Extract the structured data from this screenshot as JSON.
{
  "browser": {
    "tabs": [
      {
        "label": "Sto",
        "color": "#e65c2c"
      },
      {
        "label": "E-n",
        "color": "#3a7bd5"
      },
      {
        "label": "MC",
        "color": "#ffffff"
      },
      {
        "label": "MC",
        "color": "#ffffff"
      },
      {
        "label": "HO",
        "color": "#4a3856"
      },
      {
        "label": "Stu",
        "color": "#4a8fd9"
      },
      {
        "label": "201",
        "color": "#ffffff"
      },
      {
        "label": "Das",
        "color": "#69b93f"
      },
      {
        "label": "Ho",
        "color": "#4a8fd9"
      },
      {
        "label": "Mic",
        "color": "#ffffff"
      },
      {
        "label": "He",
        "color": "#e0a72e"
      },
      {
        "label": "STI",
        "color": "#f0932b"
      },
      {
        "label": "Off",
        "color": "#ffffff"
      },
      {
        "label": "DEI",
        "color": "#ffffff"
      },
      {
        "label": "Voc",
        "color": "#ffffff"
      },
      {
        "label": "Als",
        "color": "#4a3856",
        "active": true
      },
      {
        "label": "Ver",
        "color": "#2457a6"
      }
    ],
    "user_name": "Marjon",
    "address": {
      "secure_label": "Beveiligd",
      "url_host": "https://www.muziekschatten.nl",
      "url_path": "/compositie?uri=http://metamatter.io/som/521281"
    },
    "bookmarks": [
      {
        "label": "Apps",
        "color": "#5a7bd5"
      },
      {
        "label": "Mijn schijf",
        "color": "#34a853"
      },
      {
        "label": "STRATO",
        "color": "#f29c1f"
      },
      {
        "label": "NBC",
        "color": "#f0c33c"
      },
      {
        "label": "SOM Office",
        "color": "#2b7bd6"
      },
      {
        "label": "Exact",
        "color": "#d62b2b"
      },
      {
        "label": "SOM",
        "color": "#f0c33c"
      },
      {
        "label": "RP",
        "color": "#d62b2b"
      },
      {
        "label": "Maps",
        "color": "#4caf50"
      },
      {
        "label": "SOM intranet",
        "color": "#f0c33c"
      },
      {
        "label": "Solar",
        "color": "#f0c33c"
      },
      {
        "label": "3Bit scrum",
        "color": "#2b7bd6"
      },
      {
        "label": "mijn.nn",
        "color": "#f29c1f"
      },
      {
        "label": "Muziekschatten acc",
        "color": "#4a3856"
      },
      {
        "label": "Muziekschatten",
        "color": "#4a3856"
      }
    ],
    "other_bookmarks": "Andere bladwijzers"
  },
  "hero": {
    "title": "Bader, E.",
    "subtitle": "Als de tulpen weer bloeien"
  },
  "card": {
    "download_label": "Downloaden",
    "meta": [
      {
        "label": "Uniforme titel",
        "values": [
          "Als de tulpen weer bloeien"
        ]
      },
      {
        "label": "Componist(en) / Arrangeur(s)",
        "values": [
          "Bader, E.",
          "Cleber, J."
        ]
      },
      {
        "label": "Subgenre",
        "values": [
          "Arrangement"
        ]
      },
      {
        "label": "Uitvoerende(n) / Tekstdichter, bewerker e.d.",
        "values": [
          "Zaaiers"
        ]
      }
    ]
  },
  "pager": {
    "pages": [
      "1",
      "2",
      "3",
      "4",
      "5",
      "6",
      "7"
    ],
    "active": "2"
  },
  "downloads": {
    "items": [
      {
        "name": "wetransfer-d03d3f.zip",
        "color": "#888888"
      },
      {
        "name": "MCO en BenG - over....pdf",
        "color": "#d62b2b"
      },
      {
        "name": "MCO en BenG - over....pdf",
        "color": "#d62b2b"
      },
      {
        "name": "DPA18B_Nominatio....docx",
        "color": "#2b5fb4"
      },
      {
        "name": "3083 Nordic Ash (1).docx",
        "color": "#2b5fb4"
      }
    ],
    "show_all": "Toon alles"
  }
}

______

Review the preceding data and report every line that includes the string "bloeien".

    "subtitle": "Als de tulpen weer bloeien"
          "Als de tulpen weer bloeien"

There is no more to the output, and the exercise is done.